Types of Cruises - Babymoon Cruises
NEWLY CALLED "BABYMOON" CRUISES
According to travel experts, a “babymoon cruise” (for those of you who may never have heard of such a thing) is a cruise for expectant couples - a last chance fling before the baby arrives.
And it makes perfect sense. There is no other vacation option that is as stress free as these types of cruises which makes the cruise the perfect babymoon vacation.
Consider your destination
Some cruises ply more peaceful waters than others, and if you’re pregnant you really don’t want to be tossed about the churning seas of the North Atlantic in the middle of winter.
Consider the cruise ship
If ship motion is of concern to you, even if the itinerary seems calm enough, make sure you book a stateroom that is midway from stern to aft and midway too (some forget this) from top to bottom. A cabin in this location will have the least movement, even in the roughest of waters.
If you have a choice between larger or smaller vessels, choose the larger cruise ship on these types of cruises. A larger ship will tend to be more stable.
Consider the itinerary
Depending on how easy the pregnancy, you will need to consider how active you want the cruise to be. For some an ideal babymoon cruise is one that takes in fewer ports and has a larger number of relaxing days at sea.
On the other hand, a day on board while everyone else has gone ashore can be very relaxing - more space by the pool, fewer people in the line up for the buffet ...
Find out about the medical facilities on board
Make sure there is a doctor on board and also check that prenatal care is available.
Find out about the medical facilities along the route
If you have the choice of different itineraries, rather pick the one that stops at ports with better medical facilities. This may not be the most exotic or daring cruise, but it will certainly be the safer one.
Check cruise line policies about pregnant passengers
Most cruise lines will not accept reservations for passengers who are more than 24 weeks or 6 months pregnant at the time of travel or if they should fall into this time line at any time during the cruise.
This ties in with the American College of Obstetrics and Gynaecology's recommendation that the safest time for a pregnant woman to travel is between 18-24 weeks.
Despite this, some cruise lines have no restrictions at all, but whatever the restrictions, most of the cruise lines require a confirmation from the passengers’ doctor attesting that they are fit to travel.
Talk to your doctor about your cruise
Whatever the restriction be sure to talk with your doctor before even thinking of taking a babymoon cruise. If your doctor gives you the OK and is prepared to write a letter stating you are fit to travel - it’s all steam ahead!
Check the airline restrictions for pregnant passengers
If you are flying to your ports of embarkation, check the policies of your airline regarding pregnant passengers.
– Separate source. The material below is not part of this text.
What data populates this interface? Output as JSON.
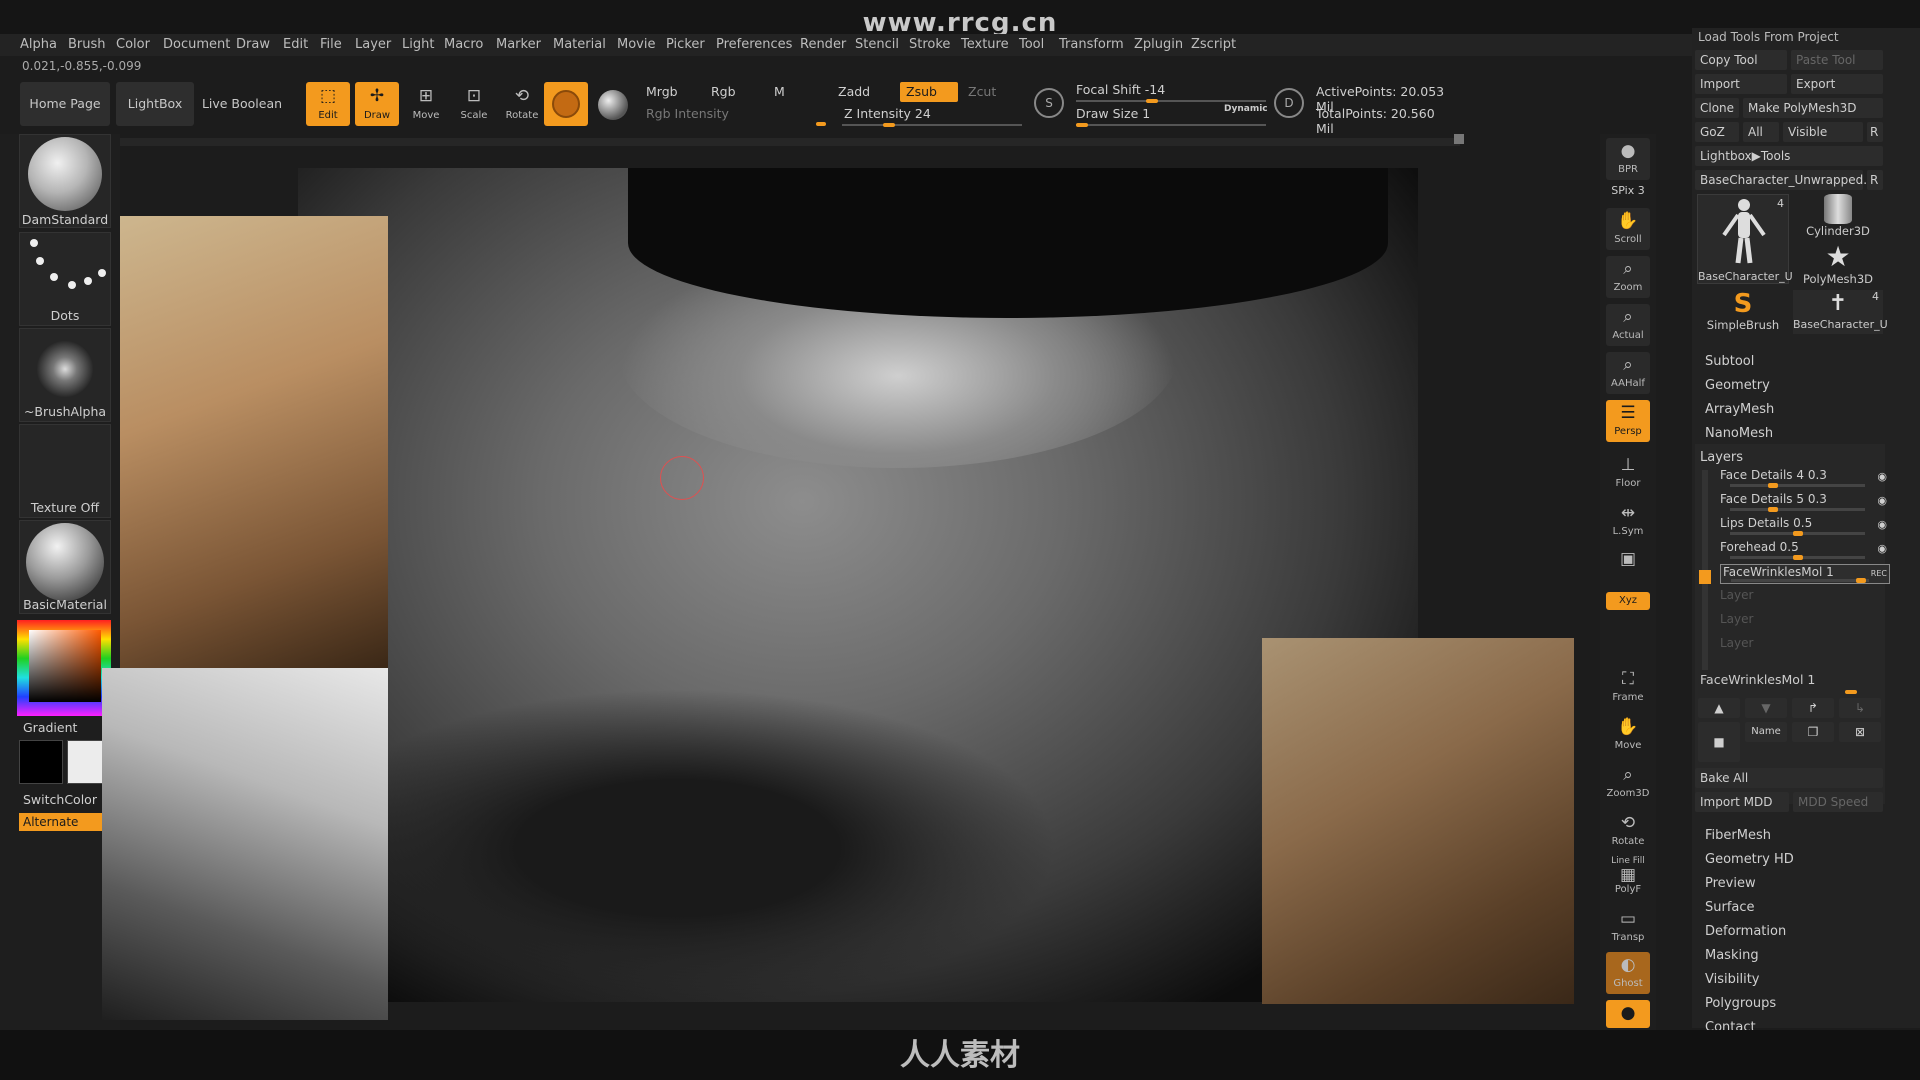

You’ll be fine for the cruise, but may not be able to get there by air although it is more likely that the airline accept you as a passenger and the cruise line does not.
Check your travel insurance
Check with your insurance company as to what is and what is not covered by your policy. Some insurance companies do not cover pregnancy related care.
Photo courtesy Hapag-Lloyd Cruises